When a line in the records contains the string "neteaseMusic", copy that line.
- Opening Delimiter -
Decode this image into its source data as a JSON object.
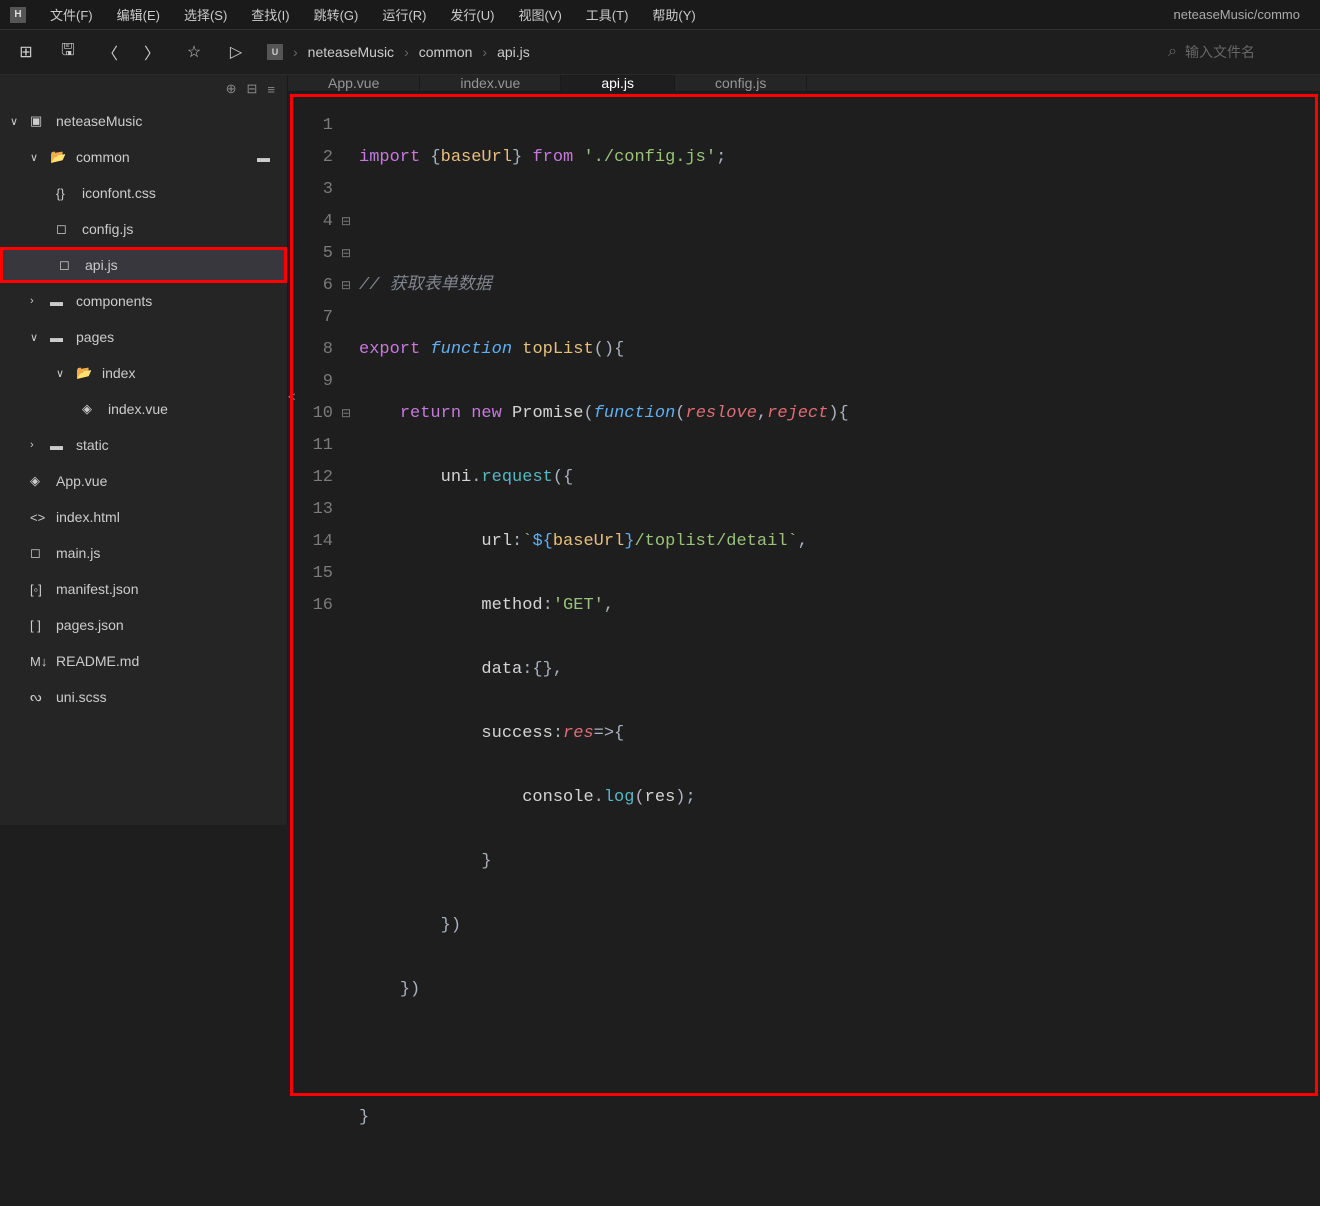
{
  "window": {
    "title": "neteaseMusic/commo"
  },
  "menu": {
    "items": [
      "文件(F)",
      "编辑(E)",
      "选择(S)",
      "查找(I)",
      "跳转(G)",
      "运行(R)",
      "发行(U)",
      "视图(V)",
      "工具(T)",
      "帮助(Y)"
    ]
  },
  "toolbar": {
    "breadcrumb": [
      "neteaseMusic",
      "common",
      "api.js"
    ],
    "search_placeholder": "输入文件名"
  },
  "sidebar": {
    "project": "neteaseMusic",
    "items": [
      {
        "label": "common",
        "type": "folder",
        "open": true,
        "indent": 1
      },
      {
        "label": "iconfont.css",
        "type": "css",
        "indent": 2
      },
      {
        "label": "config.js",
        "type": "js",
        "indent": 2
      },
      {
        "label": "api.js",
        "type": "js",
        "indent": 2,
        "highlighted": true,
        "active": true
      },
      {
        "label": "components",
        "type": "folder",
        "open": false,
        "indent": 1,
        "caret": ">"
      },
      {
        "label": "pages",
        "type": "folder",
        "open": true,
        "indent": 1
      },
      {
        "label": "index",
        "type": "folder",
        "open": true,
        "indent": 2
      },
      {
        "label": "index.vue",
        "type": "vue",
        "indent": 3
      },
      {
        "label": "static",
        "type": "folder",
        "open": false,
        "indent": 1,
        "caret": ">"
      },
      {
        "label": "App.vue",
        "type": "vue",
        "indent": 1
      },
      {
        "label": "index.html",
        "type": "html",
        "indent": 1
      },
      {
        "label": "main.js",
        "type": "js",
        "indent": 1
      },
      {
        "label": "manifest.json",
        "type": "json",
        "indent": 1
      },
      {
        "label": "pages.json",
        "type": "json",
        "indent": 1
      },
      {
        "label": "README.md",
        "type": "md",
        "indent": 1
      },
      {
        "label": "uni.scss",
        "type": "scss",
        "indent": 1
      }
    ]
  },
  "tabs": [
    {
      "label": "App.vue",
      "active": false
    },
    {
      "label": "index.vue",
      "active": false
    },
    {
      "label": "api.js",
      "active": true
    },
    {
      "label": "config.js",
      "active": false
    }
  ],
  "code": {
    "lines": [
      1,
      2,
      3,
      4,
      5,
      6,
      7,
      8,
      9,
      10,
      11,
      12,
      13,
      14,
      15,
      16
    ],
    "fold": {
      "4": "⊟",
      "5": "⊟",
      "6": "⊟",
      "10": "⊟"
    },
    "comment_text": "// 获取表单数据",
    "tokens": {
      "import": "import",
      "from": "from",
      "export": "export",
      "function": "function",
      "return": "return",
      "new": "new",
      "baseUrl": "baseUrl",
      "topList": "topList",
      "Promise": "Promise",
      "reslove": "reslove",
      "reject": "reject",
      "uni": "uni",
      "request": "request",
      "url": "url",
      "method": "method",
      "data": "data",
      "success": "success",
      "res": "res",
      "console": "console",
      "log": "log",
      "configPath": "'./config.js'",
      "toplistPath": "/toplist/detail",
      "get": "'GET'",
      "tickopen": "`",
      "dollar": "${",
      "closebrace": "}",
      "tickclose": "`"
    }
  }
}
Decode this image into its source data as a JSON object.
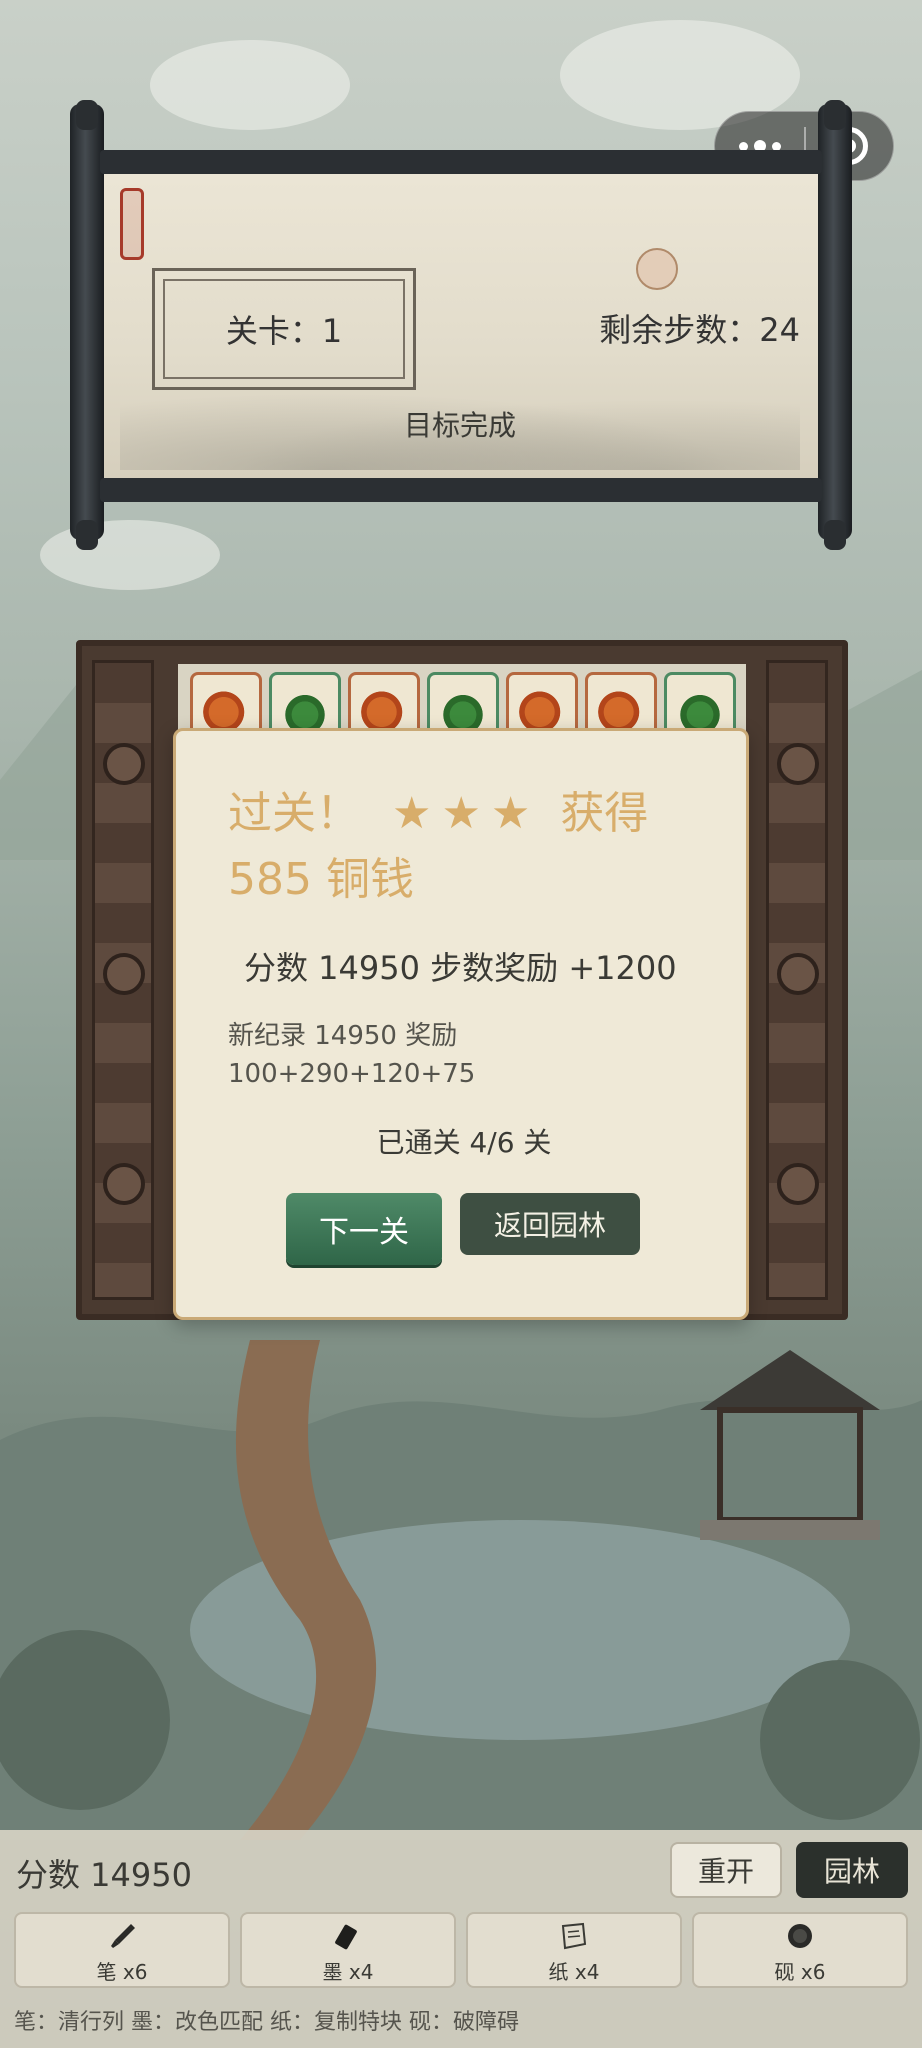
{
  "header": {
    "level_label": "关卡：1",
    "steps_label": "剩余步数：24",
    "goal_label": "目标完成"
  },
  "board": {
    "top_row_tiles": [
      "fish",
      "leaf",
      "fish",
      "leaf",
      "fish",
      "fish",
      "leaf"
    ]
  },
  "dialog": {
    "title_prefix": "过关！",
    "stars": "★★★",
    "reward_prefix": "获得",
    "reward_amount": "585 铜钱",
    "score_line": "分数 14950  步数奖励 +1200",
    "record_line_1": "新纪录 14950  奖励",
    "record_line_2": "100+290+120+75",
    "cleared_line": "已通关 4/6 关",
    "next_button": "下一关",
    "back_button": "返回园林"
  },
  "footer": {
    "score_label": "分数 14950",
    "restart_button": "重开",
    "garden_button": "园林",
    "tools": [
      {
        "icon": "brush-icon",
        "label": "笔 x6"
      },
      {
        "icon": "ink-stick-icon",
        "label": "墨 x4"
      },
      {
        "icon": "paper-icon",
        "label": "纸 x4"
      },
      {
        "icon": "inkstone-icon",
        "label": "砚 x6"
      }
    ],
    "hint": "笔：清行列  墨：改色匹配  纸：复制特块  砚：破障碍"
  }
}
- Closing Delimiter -
**FINISHED EXERCISE**
    "title": "neteaseMusic/commo"
      "neteaseMusic",
    "project": "neteaseMusic",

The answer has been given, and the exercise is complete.